A single Bitcoin has hit $10,000 ($14,496) in value for the first time in the cryptocurrency's history.
The digital money was trading at $10,009 ($14,510) per coin on the CEX IO exchange this morning, before dropping back down below this watershed mark.
Over this past year, Bitcoin has seen its worth increase by 1,000 per cent and it is continuing to attract investment, according to the Daily Mail.
One former hedge fund manager believes it could "easily" reach US$40,000 ($57,996) by the end of 2018.
But the dramatic rise has spared fears of a dangerous bubble which could end in huge losses.
Bitcoin has seen a surge of activity in recent weeks, rising in value exponentially.
For comparison, in July 2010, one Bitcoin was worth only $0.08 (12 cents).
Yet the number of transactions involving the currency have not grown at a similar pace.
This suggests that it is mainly being used as an investment, rather than paying for online shopping or other goods and services.
Former Fortress hedge fund manager Michael Novogratz believes Bitcoin's value could multiply more than four times over the course of the next year.
Speaking to CNBC, he said: "Bitcoin could be at US$40,000 ($57,996) at the end of 2018. It easily could.

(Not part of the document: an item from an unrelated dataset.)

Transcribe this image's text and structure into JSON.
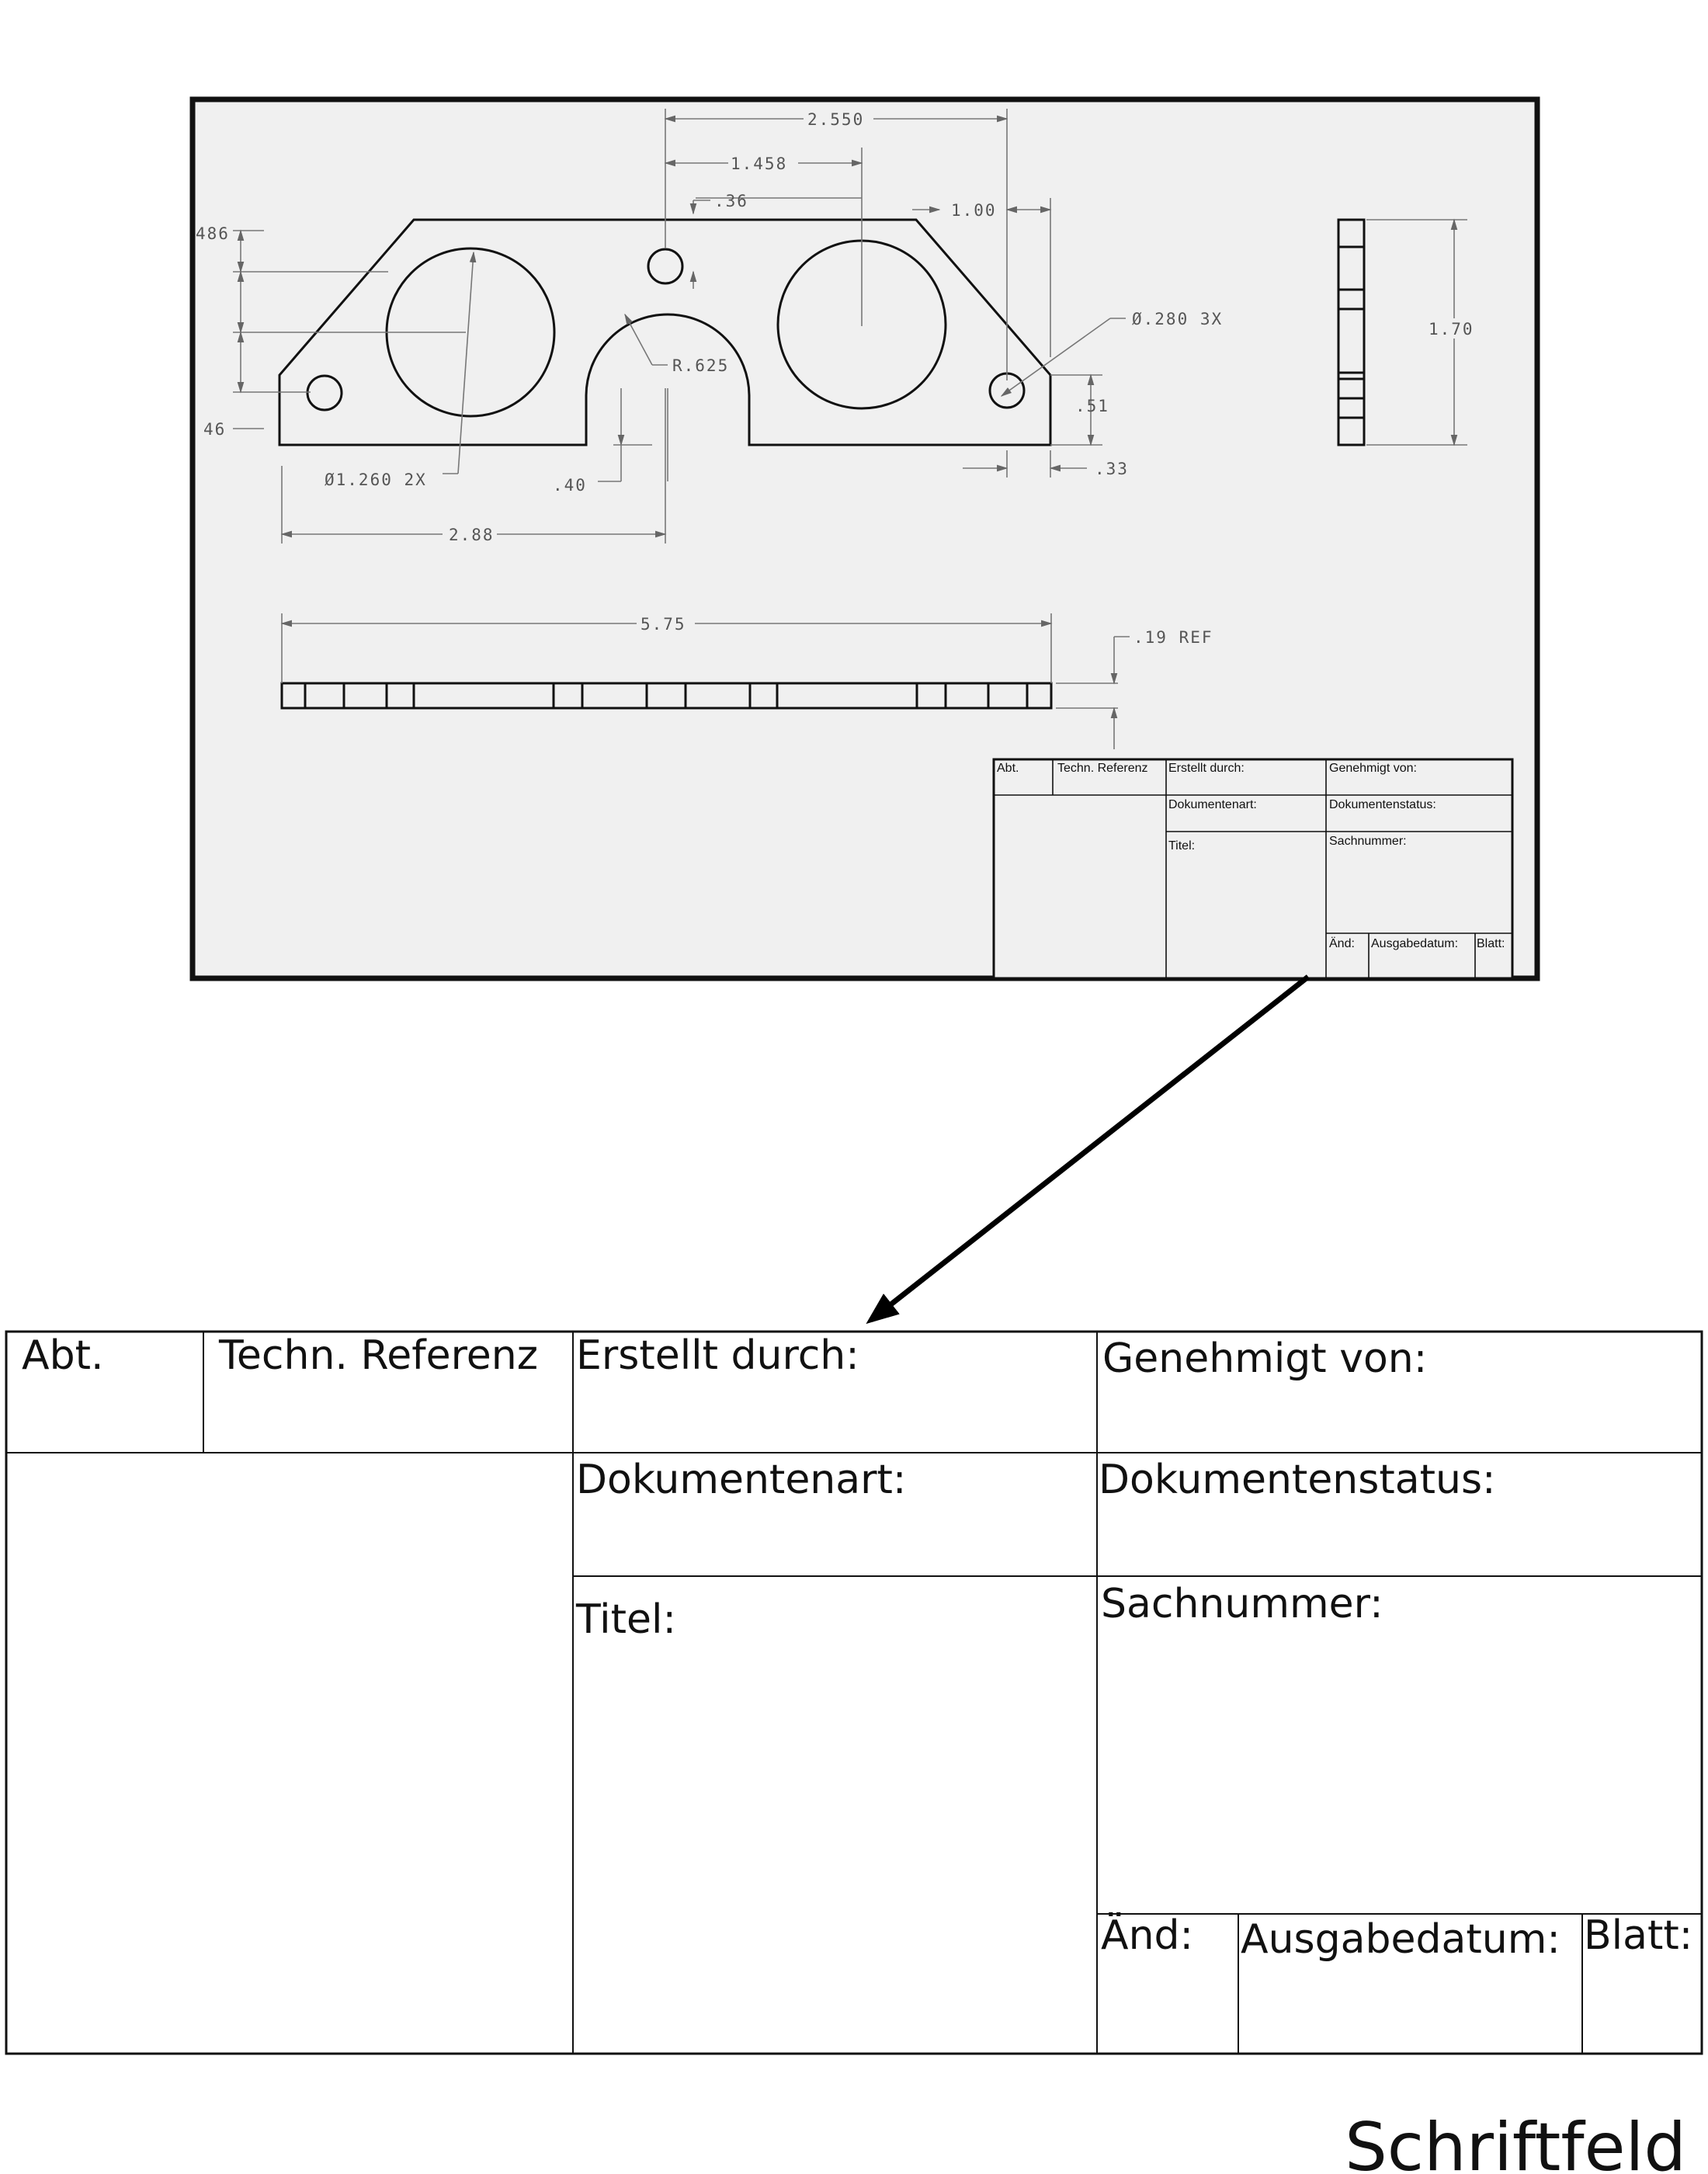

"There's a big wave of money coming, not just here but all around the world."
Bitcoin has seen an eye-watering tenfold increase in its value since the start of the year and financial experts have warned over the expanding bubble.
Thousands of amateur traders are now piling in and betting huge amounts, while start-up companies are using bitcoin to raise money and avoid the transparency needed in a stock market float.
But experts fear that the currency has become a vast speculative bubble detached from reality.
Watchdogs across the world have warned there could be a sudden massive crash if the market turns.
Economist Nouriel Roubini, who predicted the financial crisis, has described the fad for online currency as a "giant speculative bubble" which is bound to end in disaster.
He said: "This is neither a serious method of payment nor a good way to store capital. The bitcoin feeds on itself.
"There are no fundamental reasons for its price to reach such levels."
Roubini said the lack of regulation made the currency popular with crime gangs looking to launder money.
These warnings have done nothing to dampen enthusiasm, whipped up by celebrities who have endorsed online currencies.
Boxer Floyd Mayweather, actor Jamie Foxx and reality TV star Paris Hilton have all tweeted their support for bitcoin.
Football manager Harry Redknapp – who has previously claimed he doesn't know what an email is or how to send a text message – tweeted support for a lesser-known currency called electroneum.
Watchdogs around the world are starting to take action on bitcoin trades out of fears that it is being used to fund crime and that vulnerable people are being lured into gambling away their savings.